The 3-dimensional planner
The financial planner’s role extends beyond investments to advisement on market volatility
Regular readers will know that I am an ardent advocate for proactive and holistic financial planning. Unfortunately, too many advisors give lip service to this service level and morph into what clients are used to: someone who oversees their investments. For those in that camp, clients typically ring your phone each time there is a bad day or week in the markets, or when some newsworthy event has them afraid that their portfolio is doomed.
The financial planning process is complex and includes many areas. Specifically, the textbooks describe the role of a financial planner to advise on matters of cash flow today and in the future, risk management, retirement planning, income tax planning, investment planning, estate planning, business succession, family governance and just about any financial issue that comes up in the lives of your clients. Notice that investment planning is just one of the critical components of a financial planning relationship, albeit a very important one.
The marketplace of financial advisors (note that I didn’t use the term financial planner) over the years has shaped the consumers’ view of what constitutes a good relationship with them. In short, most people think that financial planning is all about investing. The financial community, of course, is OK with that, as most revenues are generated from asset management or oversight. Ignoring the remaining items that would reasonably be included in a financial planning engagement saves the advisor a lot of time — except during times of high market volatility.
The single-dimensional relationship underpinned by investments puts the spotlight on you during times of market volatility. Especially if you try to sound like some big shot analyst who believes their own forecasts. The reality, however, is that neither you nor anyone else that calls themselves an investment professional knows the date when markets will dip and the date when markets will start to rise again. Some tactical managers will claim to have that ability, but in my experience, most tactical managers use algorithmic formulas that work until they don’t. Most that we’ve researched have had extraordinary periods where their secret sauce worked great, along with times when their magic secret sauce didn’t work at all. Markets go up and down, as do most portfolios.
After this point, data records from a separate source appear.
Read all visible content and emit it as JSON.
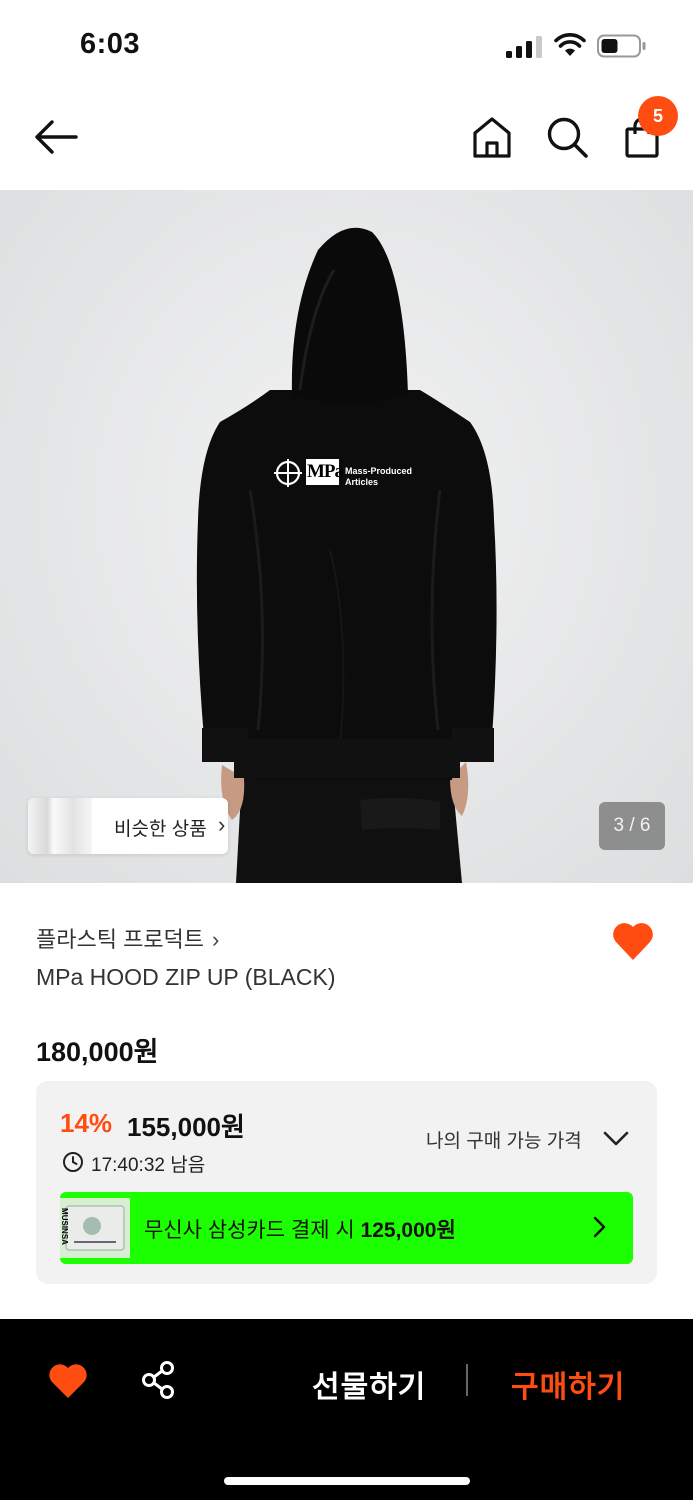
{
  "status_bar": {
    "time": "6:03"
  },
  "header": {
    "back_icon": "arrow-left-icon",
    "home_icon": "home-icon",
    "search_icon": "search-icon",
    "cart_icon": "shopping-bag-icon",
    "cart_count": "5",
    "badge_color": "#ff4d12"
  },
  "gallery": {
    "similar_label": "비슷한 상품",
    "page_indicator": "3 / 6",
    "logo": {
      "mark": "MPa",
      "line1": "Mass-Produced",
      "line2": "Articles"
    }
  },
  "product": {
    "brand": "플라스틱 프로덕트",
    "name": "MPa HOOD ZIP UP (BLACK)",
    "original_price": "180,000원",
    "liked": true
  },
  "price_box": {
    "discount": "14%",
    "sale_price": "155,000원",
    "timer": "17:40:32 남음",
    "my_price_label": "나의 구매 가능 가격",
    "card_promo_prefix": "무신사 삼성카드 결제 시 ",
    "card_promo_price": "125,000원",
    "card_brand": "MUSINSA",
    "promo_color": "#1cff00"
  },
  "bottom_bar": {
    "gift_label": "선물하기",
    "buy_label": "구매하기",
    "accent": "#ff4d12"
  }
}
I believe that the planner’s role with respect to market volatility is to have open discussions about volatility when you engage with a client. If your client has a high risk tolerance, and wants their investments to match the performance that they hear about in the news, then you better explain markets and volatility to them. It’s rare to have a year like 2017 where volatility was hardly noticeable.
I like to see volatility explained in terms of the range of expectations for any investment. Of course, the compliance people would be very unhappy with me if I didn’t remind you that past performance is no guarantee of future results — but you already knew that. But an education for clients about the past range of performance for the markets or the specific portfolio that you may recommend can be helpful to all. Showing a client how well and how badly a particu- lar investment has fared in the past is worth noting.
Two portfolio approaches
There are two ways to find out what is the optimum portfolio for your client. One is to mathematically calculate what they need to earn in order to meet their life’s objectives. The other is to discover their tolerance for risk, and learn just how much volatility they can take.
The mathematical take sounds very intuitive and logical until you get into the details. In order to calculate the rate of return required by your client, a formula that includes many variables must be deployed. Many of these variables are out of your control.
The calculation starts with a spending need or desire, which can be quantified with little effort. But beyond that, you will use variables that are out of our control. Inflation, tax rate, and portfolio results are just a few.
While today you may all agree on the reasonableness of the assumptions used, we all know that they will not be 100 percent accurate and that the forecasts will need to be reassessed for the shifts that will occur within the variables. A good financial planner will reconcile each year the forecasts they delivered in the prior year to the realities of the current day, and then adjust the plan accordingly if necessary.
The second method is to use a risk tolerance questionnaire. This may feel a little superficial, but as each day passes there are technology tools being introduced that try to make this estimate of just how much risk your clients can tolerate into a quantifiable answer. Nothing in the RTQ space is foolproof, so find one that works for your firm and use it with every client.
With a little luck, you’ll find that your client’s quantitative take off is not too far to the left or right of the risk assessment tool that you are using. If there is discord, it can’t be ignored. If your client needs to earn a relatively high amount but has absolutely no tolerance for risk, you must speak up.
It’s the planner’s job to come up with alternative solutions, as painful as they